I brought Leica Q2 Monochrom to the mall and used the camera to capture the Featured Image. Vitals, aperture manually set: f/5.6, ISO 200, 1/320 sec, 28mm; 2:32 p.m. PDT. We briefly continued, then I stopped and asked Annie if she minded my going back for more photos. Happily munching, she motioned me on. As I approached, a couple with a stroller stopped to gawk at the bird, seemingly unaware that they had cornered the thing between a store’s window and sidewalk sign. The gull’s only escape route was inside the shop, and that is where it briefly fled.
Remember the neighbor’s house with the towering sunflower? Their luscious garden spills onto the sidewalk. Looks at the pumpkins! I used Leica Q2 to capture the Featured Image on July 13, 2021. Vitals, aperture manually […]
A few weeks ago, my wife made acquaintance with one of two black putty-tats that live in the same house. I started looking for him and twice saw a shorthair cross the street and jump a fence into a neighbor’s yard. Based on that behavior, he was most likely Loki (I don’t know the other’s name). But on neither instance did I see him upon reaching the location.
Three days ago, as Annie and I approached site of the previous sightings, Loki cautiously crept into the street with nose to the asphalt. There he stopped and sniffed a dead squirrel. Annie stayed on the opposite side of the street, which I crossed bringing me close to the fence. About that time a car came along and the cat fled to safety between two parked vehicles. Then he saw me and surprisingly visited.
I invested considerably longer time than typical editing and recomposing the Featured Image. The foreground lawn was flush with sunlight, while the bunny sat stilly in the shadows. The crop puts the rabbit lower in the frame than my preference but better presents ambient lighting—that is within my arguably limited Adobe Photoshop Lightroom Classic skills.
The portrait comes from Leica Q2, today, along Mississippi Street between Adams and Madison in San Diego’s University Heights district. During our previous 13 years living here, cottontail sightings were rare occurrences. But something is different in 2021—my wife or I see the little hoppers fairly frequently and not at expected early or late day. Surprising timestamp for the photo: 9:24 a.m. PDT. Vitals, aperture manually set: f/5.6, ISO 100, 1/200 sec, 28mm.
I don’t recall where in University Heights—along Campus, perhaps—is this prickly bouquet.

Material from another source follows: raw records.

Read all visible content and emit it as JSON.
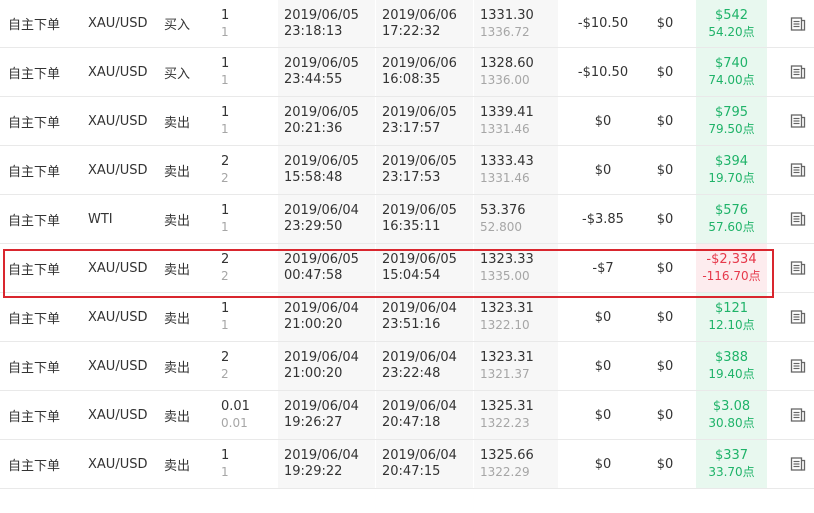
{
  "colors": {
    "profit": "#1fb369",
    "loss": "#e6394b",
    "profit_bg": "#e8f8ef",
    "loss_bg": "#fdecee",
    "highlight_border": "#d9262e"
  },
  "icon_name": "document-detail-icon",
  "rows": [
    {
      "type": "自主下单",
      "symbol": "XAU/USD",
      "direction": "买入",
      "lots": "1",
      "lots_closed": "1",
      "open_date": "2019/06/05",
      "open_time": "23:18:13",
      "close_date": "2019/06/06",
      "close_time": "17:22:32",
      "open_price": "1331.30",
      "close_price": "1336.72",
      "commission": "-$10.50",
      "swap": "$0",
      "profit": "$542",
      "points": "54.20点",
      "loss": false
    },
    {
      "type": "自主下单",
      "symbol": "XAU/USD",
      "direction": "买入",
      "lots": "1",
      "lots_closed": "1",
      "open_date": "2019/06/05",
      "open_time": "23:44:55",
      "close_date": "2019/06/06",
      "close_time": "16:08:35",
      "open_price": "1328.60",
      "close_price": "1336.00",
      "commission": "-$10.50",
      "swap": "$0",
      "profit": "$740",
      "points": "74.00点",
      "loss": false
    },
    {
      "type": "自主下单",
      "symbol": "XAU/USD",
      "direction": "卖出",
      "lots": "1",
      "lots_closed": "1",
      "open_date": "2019/06/05",
      "open_time": "20:21:36",
      "close_date": "2019/06/05",
      "close_time": "23:17:57",
      "open_price": "1339.41",
      "close_price": "1331.46",
      "commission": "$0",
      "swap": "$0",
      "profit": "$795",
      "points": "79.50点",
      "loss": false
    },
    {
      "type": "自主下单",
      "symbol": "XAU/USD",
      "direction": "卖出",
      "lots": "2",
      "lots_closed": "2",
      "open_date": "2019/06/05",
      "open_time": "15:58:48",
      "close_date": "2019/06/05",
      "close_time": "23:17:53",
      "open_price": "1333.43",
      "close_price": "1331.46",
      "commission": "$0",
      "swap": "$0",
      "profit": "$394",
      "points": "19.70点",
      "loss": false
    },
    {
      "type": "自主下单",
      "symbol": "WTI",
      "direction": "卖出",
      "lots": "1",
      "lots_closed": "1",
      "open_date": "2019/06/04",
      "open_time": "23:29:50",
      "close_date": "2019/06/05",
      "close_time": "16:35:11",
      "open_price": "53.376",
      "close_price": "52.800",
      "commission": "-$3.85",
      "swap": "$0",
      "profit": "$576",
      "points": "57.60点",
      "loss": false
    },
    {
      "type": "自主下单",
      "symbol": "XAU/USD",
      "direction": "卖出",
      "lots": "2",
      "lots_closed": "2",
      "open_date": "2019/06/05",
      "open_time": "00:47:58",
      "close_date": "2019/06/05",
      "close_time": "15:04:54",
      "open_price": "1323.33",
      "close_price": "1335.00",
      "commission": "-$7",
      "swap": "$0",
      "profit": "-$2,334",
      "points": "-116.70点",
      "loss": true
    },
    {
      "type": "自主下单",
      "symbol": "XAU/USD",
      "direction": "卖出",
      "lots": "1",
      "lots_closed": "1",
      "open_date": "2019/06/04",
      "open_time": "21:00:20",
      "close_date": "2019/06/04",
      "close_time": "23:51:16",
      "open_price": "1323.31",
      "close_price": "1322.10",
      "commission": "$0",
      "swap": "$0",
      "profit": "$121",
      "points": "12.10点",
      "loss": false
    },
    {
      "type": "自主下单",
      "symbol": "XAU/USD",
      "direction": "卖出",
      "lots": "2",
      "lots_closed": "2",
      "open_date": "2019/06/04",
      "open_time": "21:00:20",
      "close_date": "2019/06/04",
      "close_time": "23:22:48",
      "open_price": "1323.31",
      "close_price": "1321.37",
      "commission": "$0",
      "swap": "$0",
      "profit": "$388",
      "points": "19.40点",
      "loss": false
    },
    {
      "type": "自主下单",
      "symbol": "XAU/USD",
      "direction": "卖出",
      "lots": "0.01",
      "lots_closed": "0.01",
      "open_date": "2019/06/04",
      "open_time": "19:26:27",
      "close_date": "2019/06/04",
      "close_time": "20:47:18",
      "open_price": "1325.31",
      "close_price": "1322.23",
      "commission": "$0",
      "swap": "$0",
      "profit": "$3.08",
      "points": "30.80点",
      "loss": false
    },
    {
      "type": "自主下单",
      "symbol": "XAU/USD",
      "direction": "卖出",
      "lots": "1",
      "lots_closed": "1",
      "open_date": "2019/06/04",
      "open_time": "19:29:22",
      "close_date": "2019/06/04",
      "close_time": "20:47:15",
      "open_price": "1325.66",
      "close_price": "1322.29",
      "commission": "$0",
      "swap": "$0",
      "profit": "$337",
      "points": "33.70点",
      "loss": false
    }
  ]
}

The Featured Image, and only shot taken, comes from Leica Q2 on June 28, 2021. Vitals, aperture manually set: f/2.8, ISO 100, 1/1000 […]
I couldn’t expect this. The Postal Convenience Center, located at the corner of El Cajon and Louisiana in San Diego’s University Heights district, is closed—looks like forever. I made the discovery when out for a leisurely walk this afternoon. Signs posted in the windows state: “We Have Moved” and directs customers to 4075 Park Blvd, where their mail will be forwarded. The location is a UPS Store.
A second-hand source says this: The proprietors learned last month that the block of properties has new owners, who will redevelop it. Efforts to continue operations of a business reportedly opened in 1987 ran aground; I don’t know specifics but can guess costs of relocation and starting over on short notice. Postal Convenience Center served locals—many of them likely lost in any lengthy restart. The establishment hasn’t moved, if I am rightly informed. It’s gone for good.